(Recorded data)
-=-=-=-=-
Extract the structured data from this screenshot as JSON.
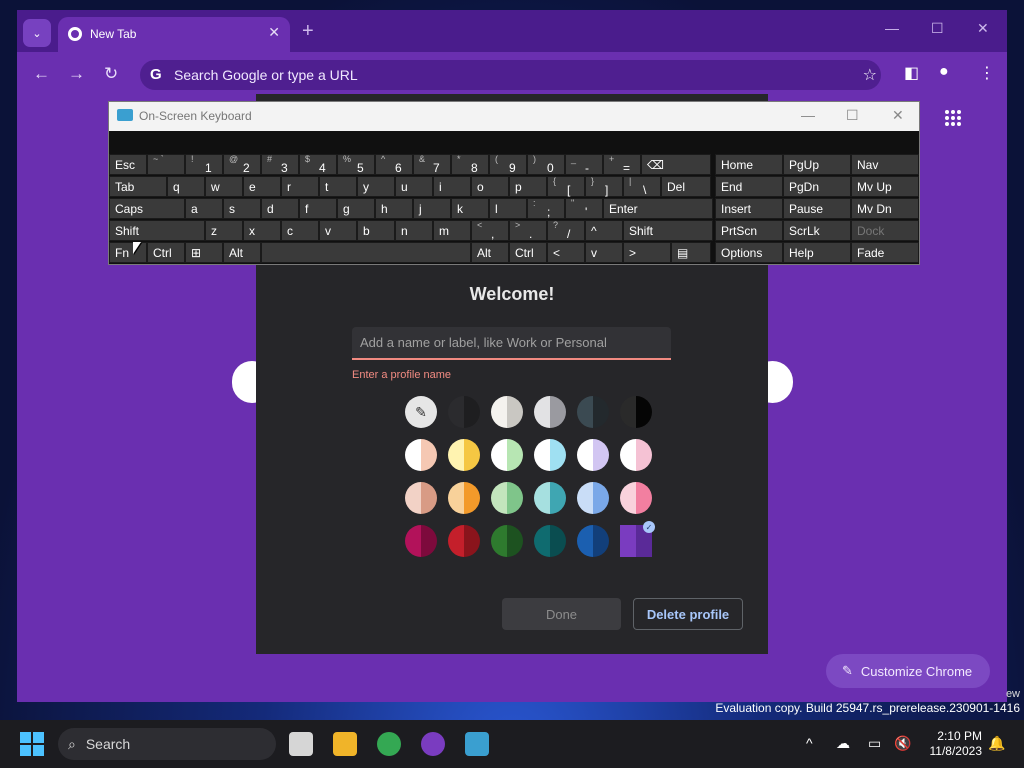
{
  "browser": {
    "tab_title": "New Tab",
    "tab_close": "✕",
    "new_tab": "+",
    "window_controls": [
      "—",
      "☐",
      "✕"
    ],
    "omnibox_placeholder": "Search Google or type a URL",
    "customize_label": "Customize Chrome",
    "theme_color": "#6a2fb0"
  },
  "osk": {
    "title": "On-Screen Keyboard",
    "controls": [
      "—",
      "☐",
      "✕"
    ],
    "rows": [
      [
        [
          "Esc",
          ""
        ],
        [
          "",
          "~ `"
        ],
        [
          "1",
          "!"
        ],
        [
          "2",
          "@"
        ],
        [
          "3",
          "#"
        ],
        [
          "4",
          "$"
        ],
        [
          "5",
          "%"
        ],
        [
          "6",
          "^"
        ],
        [
          "7",
          "&"
        ],
        [
          "8",
          "*"
        ],
        [
          "9",
          "("
        ],
        [
          "0",
          ")"
        ],
        [
          "-",
          "_"
        ],
        [
          "=",
          "+"
        ],
        [
          "⌫",
          ""
        ]
      ],
      [
        [
          "Tab",
          ""
        ],
        [
          "q",
          ""
        ],
        [
          "w",
          ""
        ],
        [
          "e",
          ""
        ],
        [
          "r",
          ""
        ],
        [
          "t",
          ""
        ],
        [
          "y",
          ""
        ],
        [
          "u",
          ""
        ],
        [
          "i",
          ""
        ],
        [
          "o",
          ""
        ],
        [
          "p",
          ""
        ],
        [
          "[",
          "{"
        ],
        [
          "]",
          "}"
        ],
        [
          "\\",
          "|"
        ],
        [
          "Del",
          ""
        ]
      ],
      [
        [
          "Caps",
          ""
        ],
        [
          "a",
          ""
        ],
        [
          "s",
          ""
        ],
        [
          "d",
          ""
        ],
        [
          "f",
          ""
        ],
        [
          "g",
          ""
        ],
        [
          "h",
          ""
        ],
        [
          "j",
          ""
        ],
        [
          "k",
          ""
        ],
        [
          "l",
          ""
        ],
        [
          ";",
          ":"
        ],
        [
          "'",
          "\""
        ],
        [
          "Enter",
          ""
        ]
      ],
      [
        [
          "Shift",
          ""
        ],
        [
          "z",
          ""
        ],
        [
          "x",
          ""
        ],
        [
          "c",
          ""
        ],
        [
          "v",
          ""
        ],
        [
          "b",
          ""
        ],
        [
          "n",
          ""
        ],
        [
          "m",
          ""
        ],
        [
          ",",
          "<"
        ],
        [
          ".",
          ">"
        ],
        [
          "/",
          "?"
        ],
        [
          "^",
          ""
        ],
        [
          "Shift",
          ""
        ]
      ],
      [
        [
          "Fn",
          ""
        ],
        [
          "Ctrl",
          ""
        ],
        [
          "⊞",
          ""
        ],
        [
          "Alt",
          ""
        ],
        [
          "",
          ""
        ],
        [
          "Alt",
          ""
        ],
        [
          "Ctrl",
          ""
        ],
        [
          "<",
          ""
        ],
        [
          "v",
          ""
        ],
        [
          ">",
          ""
        ],
        [
          "▤",
          ""
        ]
      ]
    ],
    "nav_rows": [
      [
        "Home",
        "PgUp",
        "Nav"
      ],
      [
        "End",
        "PgDn",
        "Mv Up"
      ],
      [
        "Insert",
        "Pause",
        "Mv Dn"
      ],
      [
        "PrtScn",
        "ScrLk",
        "Dock"
      ],
      [
        "Options",
        "Help",
        "Fade"
      ]
    ]
  },
  "dialog": {
    "title": "Welcome!",
    "name_placeholder": "Add a name or label, like Work or Personal",
    "error": "Enter a profile name",
    "done_label": "Done",
    "delete_label": "Delete profile",
    "swatches": [
      [
        [
          "eyedropper"
        ],
        [
          "#2b2b2e",
          "#1e1e20"
        ],
        [
          "#f4f2ee",
          "#c9c7c2"
        ],
        [
          "#e2e2e4",
          "#9a9aa0"
        ],
        [
          "#3b4a52",
          "#23292d"
        ],
        [
          "#2a2a2a",
          "#050505"
        ]
      ],
      [
        [
          "#ffffff",
          "#f5c8b3"
        ],
        [
          "#fff3b0",
          "#f5c743"
        ],
        [
          "#ffffff",
          "#b7e6b3"
        ],
        [
          "#ffffff",
          "#9fe0f2"
        ],
        [
          "#ffffff",
          "#d2c6f2"
        ],
        [
          "#ffffff",
          "#f5c2d4"
        ]
      ],
      [
        [
          "#f2d2c6",
          "#d89b85"
        ],
        [
          "#f8d19a",
          "#f39a2a"
        ],
        [
          "#c3e5bd",
          "#7fc58a"
        ],
        [
          "#a6e0e0",
          "#3fa6b2"
        ],
        [
          "#c9ddf7",
          "#7aa8e8"
        ],
        [
          "#f9d2dc",
          "#f27fa0"
        ]
      ],
      [
        [
          "#b2125a",
          "#7d0a3c"
        ],
        [
          "#c41f2b",
          "#8a141c"
        ],
        [
          "#2e7a2e",
          "#1d5220"
        ],
        [
          "#0f6b6f",
          "#0a4d50"
        ],
        [
          "#1b5fb0",
          "#123f7a"
        ],
        [
          "#7a3cc0",
          "#5a2a98"
        ]
      ]
    ],
    "selected_swatch": "#7a3cc0"
  },
  "taskbar": {
    "search_label": "Search",
    "time": "2:10 PM",
    "date": "11/8/2023",
    "watermark": "Evaluation copy. Build 25947.rs_prerelease.230901-1416",
    "watermark_fragment": "ew"
  }
}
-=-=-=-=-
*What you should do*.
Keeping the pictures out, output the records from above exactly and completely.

*Completed task*.
Extract the structured data from this screenshot as JSON.
{
  "browser": {
    "tab_title": "New Tab",
    "tab_close": "✕",
    "new_tab": "+",
    "window_controls": [
      "—",
      "☐",
      "✕"
    ],
    "omnibox_placeholder": "Search Google or type a URL",
    "customize_label": "Customize Chrome",
    "theme_color": "#6a2fb0"
  },
  "osk": {
    "title": "On-Screen Keyboard",
    "controls": [
      "—",
      "☐",
      "✕"
    ],
    "rows": [
      [
        [
          "Esc",
          ""
        ],
        [
          "",
          "~ `"
        ],
        [
          "1",
          "!"
        ],
        [
          "2",
          "@"
        ],
        [
          "3",
          "#"
        ],
        [
          "4",
          "$"
        ],
        [
          "5",
          "%"
        ],
        [
          "6",
          "^"
        ],
        [
          "7",
          "&"
        ],
        [
          "8",
          "*"
        ],
        [
          "9",
          "("
        ],
        [
          "0",
          ")"
        ],
        [
          "-",
          "_"
        ],
        [
          "=",
          "+"
        ],
        [
          "⌫",
          ""
        ]
      ],
      [
        [
          "Tab",
          ""
        ],
        [
          "q",
          ""
        ],
        [
          "w",
          ""
        ],
        [
          "e",
          ""
        ],
        [
          "r",
          ""
        ],
        [
          "t",
          ""
        ],
        [
          "y",
          ""
        ],
        [
          "u",
          ""
        ],
        [
          "i",
          ""
        ],
        [
          "o",
          ""
        ],
        [
          "p",
          ""
        ],
        [
          "[",
          "{"
        ],
        [
          "]",
          "}"
        ],
        [
          "\\",
          "|"
        ],
        [
          "Del",
          ""
        ]
      ],
      [
        [
          "Caps",
          ""
        ],
        [
          "a",
          ""
        ],
        [
          "s",
          ""
        ],
        [
          "d",
          ""
        ],
        [
          "f",
          ""
        ],
        [
          "g",
          ""
        ],
        [
          "h",
          ""
        ],
        [
          "j",
          ""
        ],
        [
          "k",
          ""
        ],
        [
          "l",
          ""
        ],
        [
          ";",
          ":"
        ],
        [
          "'",
          "\""
        ],
        [
          "Enter",
          ""
        ]
      ],
      [
        [
          "Shift",
          ""
        ],
        [
          "z",
          ""
        ],
        [
          "x",
          ""
        ],
        [
          "c",
          ""
        ],
        [
          "v",
          ""
        ],
        [
          "b",
          ""
        ],
        [
          "n",
          ""
        ],
        [
          "m",
          ""
        ],
        [
          ",",
          "<"
        ],
        [
          ".",
          ">"
        ],
        [
          "/",
          "?"
        ],
        [
          "^",
          ""
        ],
        [
          "Shift",
          ""
        ]
      ],
      [
        [
          "Fn",
          ""
        ],
        [
          "Ctrl",
          ""
        ],
        [
          "⊞",
          ""
        ],
        [
          "Alt",
          ""
        ],
        [
          "",
          ""
        ],
        [
          "Alt",
          ""
        ],
        [
          "Ctrl",
          ""
        ],
        [
          "<",
          ""
        ],
        [
          "v",
          ""
        ],
        [
          ">",
          ""
        ],
        [
          "▤",
          ""
        ]
      ]
    ],
    "nav_rows": [
      [
        "Home",
        "PgUp",
        "Nav"
      ],
      [
        "End",
        "PgDn",
        "Mv Up"
      ],
      [
        "Insert",
        "Pause",
        "Mv Dn"
      ],
      [
        "PrtScn",
        "ScrLk",
        "Dock"
      ],
      [
        "Options",
        "Help",
        "Fade"
      ]
    ]
  },
  "dialog": {
    "title": "Welcome!",
    "name_placeholder": "Add a name or label, like Work or Personal",
    "error": "Enter a profile name",
    "done_label": "Done",
    "delete_label": "Delete profile",
    "swatches": [
      [
        [
          "eyedropper"
        ],
        [
          "#2b2b2e",
          "#1e1e20"
        ],
        [
          "#f4f2ee",
          "#c9c7c2"
        ],
        [
          "#e2e2e4",
          "#9a9aa0"
        ],
        [
          "#3b4a52",
          "#23292d"
        ],
        [
          "#2a2a2a",
          "#050505"
        ]
      ],
      [
        [
          "#ffffff",
          "#f5c8b3"
        ],
        [
          "#fff3b0",
          "#f5c743"
        ],
        [
          "#ffffff",
          "#b7e6b3"
        ],
        [
          "#ffffff",
          "#9fe0f2"
        ],
        [
          "#ffffff",
          "#d2c6f2"
        ],
        [
          "#ffffff",
          "#f5c2d4"
        ]
      ],
      [
        [
          "#f2d2c6",
          "#d89b85"
        ],
        [
          "#f8d19a",
          "#f39a2a"
        ],
        [
          "#c3e5bd",
          "#7fc58a"
        ],
        [
          "#a6e0e0",
          "#3fa6b2"
        ],
        [
          "#c9ddf7",
          "#7aa8e8"
        ],
        [
          "#f9d2dc",
          "#f27fa0"
        ]
      ],
      [
        [
          "#b2125a",
          "#7d0a3c"
        ],
        [
          "#c41f2b",
          "#8a141c"
        ],
        [
          "#2e7a2e",
          "#1d5220"
        ],
        [
          "#0f6b6f",
          "#0a4d50"
        ],
        [
          "#1b5fb0",
          "#123f7a"
        ],
        [
          "#7a3cc0",
          "#5a2a98"
        ]
      ]
    ],
    "selected_swatch": "#7a3cc0"
  },
  "taskbar": {
    "search_label": "Search",
    "time": "2:10 PM",
    "date": "11/8/2023",
    "watermark": "Evaluation copy. Build 25947.rs_prerelease.230901-1416",
    "watermark_fragment": "ew"
  }
}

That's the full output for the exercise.